(Material provided begins)

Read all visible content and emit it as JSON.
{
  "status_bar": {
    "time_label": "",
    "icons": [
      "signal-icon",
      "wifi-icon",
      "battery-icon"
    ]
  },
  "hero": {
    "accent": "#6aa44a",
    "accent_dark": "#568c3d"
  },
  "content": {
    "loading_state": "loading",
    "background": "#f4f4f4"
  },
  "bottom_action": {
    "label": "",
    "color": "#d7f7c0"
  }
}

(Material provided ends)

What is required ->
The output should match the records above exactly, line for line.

Answer to the problem ->
Read all visible content and emit it as JSON.
{
  "status_bar": {
    "time_label": "",
    "icons": [
      "signal-icon",
      "wifi-icon",
      "battery-icon"
    ]
  },
  "hero": {
    "accent": "#6aa44a",
    "accent_dark": "#568c3d"
  },
  "content": {
    "loading_state": "loading",
    "background": "#f4f4f4"
  },
  "bottom_action": {
    "label": "",
    "color": "#d7f7c0"
  }
}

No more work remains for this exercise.